* Euro corporate bond market gears up for bumper H2
* More hybrid deals expected
* M&A borrowers face leverage risks
By Laura Benitez
August 8 (IFR) - The European corporate bond market is
expected to reload early after the summer break and is gearing
up for a bumper second half of the year as issuers keen to
refinance M&A bridge loans prepare to tap the market.
Debt capital markets bankers have been hoping for some time
for a pick-up in M&A activity to bolster primary bond market
volumes and it looks as if their hopes are finally coming true
According to Thomson Reuters data, year-to-date global M&A
activity totals US$2.2trn, up 66% from the same period last
year, while July's total of US$428.5bn is the highest monthly
level since 2007.
"We're going to see more activity in the European investment
bond market coming from the increase in M&A financing; it's
definitely shaping up to be a busy September," said a syndicate
banker, who added that the market had plenty of capacity to
absorb extra supply.
A head of syndicate echoed this view, adding that he was
working on eight upcoming M&A-related bond issues. There is
currently 63.2bn worth of European bridge loans due to mature
before the end of 2015, while European leveraged syndicated
volume year to date stands at 85.5bn, according to Thomson
Increased M&A activity partly stems from the wave of
so-called tax inversion driven deals that have flooded the M&A
market over recent months. Companies have been eagerly
approaching targets ahead of new US tax rules that are expected
to come into play on January 1 2015.
The rules will restrict companies from inverting: a method
where businesses are restructured abroad to adopt new tax
jurisdictions for 20% of the combined entity's stock.
"It makes sense for those US companies that have global
operations and a mid-level investment grade and European
profile, and those with chunky funding size requirements to
target European investors. Some of these deals will be as large
as US$20bn, while others are much smaller at US$5bn," the head
of syndicate said.
The European corporate bond market has so far coped well
with an increase in supply and volumes year to date are ahead of
last year's, at more than 169.8bn-equivalent compared to the
140.1bn according to Thomson Reuters data.
Corporates are expected to use every available tool in the
treasurer's tool box, with hybrids making up an important part
of the financing mix, according to market participants.
Already, the volume of hybrid bonds issued so far this year
totals more than 27bn-equivalent, compared to 25.4bn-
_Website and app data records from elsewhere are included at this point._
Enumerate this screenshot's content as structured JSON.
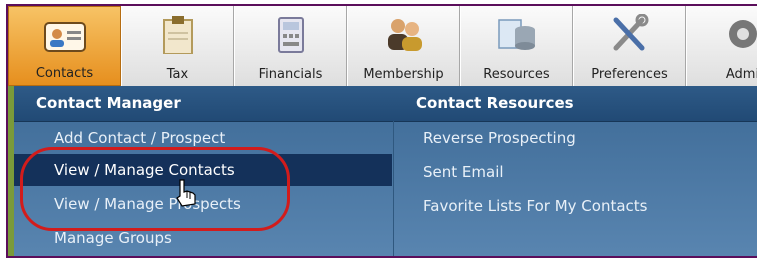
{
  "toolbar": {
    "tabs": [
      {
        "label": "Contacts",
        "icon": "contact-card-icon",
        "active": true
      },
      {
        "label": "Tax",
        "icon": "clipboard-icon",
        "active": false
      },
      {
        "label": "Financials",
        "icon": "calculator-icon",
        "active": false
      },
      {
        "label": "Membership",
        "icon": "people-icon",
        "active": false
      },
      {
        "label": "Resources",
        "icon": "database-icon",
        "active": false
      },
      {
        "label": "Preferences",
        "icon": "tools-icon",
        "active": false
      },
      {
        "label": "Admi",
        "icon": "gear-icon",
        "active": false
      }
    ]
  },
  "menu": {
    "contact_manager": {
      "title": "Contact Manager",
      "items": [
        "Add Contact / Prospect",
        "View / Manage Contacts",
        "View / Manage Prospects",
        "Manage Groups"
      ],
      "highlighted": "View / Manage Contacts"
    },
    "contact_resources": {
      "title": "Contact Resources",
      "items": [
        "Reverse Prospecting",
        "Sent Email",
        "Favorite Lists For My Contacts"
      ]
    }
  },
  "colors": {
    "active_tab": "#e68f1e",
    "menu_bg": "#3d6a96",
    "highlight": "#14315a",
    "annotation_oval": "#d21c1c"
  }
}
equivalent in the same period last year, according to Thomson
One syndicate banker said the corporate bond market is
undergoing a change in dynamic, in which subordinated and hybrid
deals are becoming a standardised product with more
intraday-executed transactions being seen.
"It's changed the landscape for hybrid deals. We'll be
seeing low-beta names issuing these deals in the near future,
and they will attract investors chasing bigger yields and more
flexible tenors and ratings," he said.
Meanwhile, dual-tranche deals, especially from the bigger
names that have been spurred on by increased risk appetite, are
However, while the market appears to be firing on all
cylinders, the increase in M&A is not without risks.
"While the overall leverage ratios remain in check, the size
of deals and consequent aggregate borrowing has been increasing,
and this is a trend that we expect to see continue," said
analysts at Henderson.
"Borrowers are also being more innovative in how they use
debt to fund deals, with the use of term loans to pre-finance
smaller deals entirely rather than requiring costly bridge
loans, while on larger deals we see far more use of bond deals
with tranches across multiple currencies."
In a note published at the end of July, S&P warned that
while acquisitions in this cycle had been generally supportive
for credit quality, rising leverage levels could change this
feature of the M&A rebound in Europe.
Meanwhile, a number of corporates have either already been
downgraded or put on negative outlook. Fitch downgraded Vodafone
to BBB+ from A- in early August, citing the increase in leverage
resulting from the acquisition of 100% of the share capital of
GlaxoSmithKline is another example of a corporate being hit
by a downgrade because of M&A. The issuer's A1 Moody's rating
was moved to A2 in early August, partly because of the "material
contingent liability arising from a put option granted to
Novartis as part of a three-leg M&A transaction signed earlier
this year," the agency said in a statement.
British Sky Broadcasting Group's BBB+ Fitch rating could be
cut by two notches if its acquisition of 100% of Sky Italia and
a 57.4% stake in Sky Deutschland from 21st Century Fox goes
(Reporting By Laura Benitez, Editing by Helene Durand and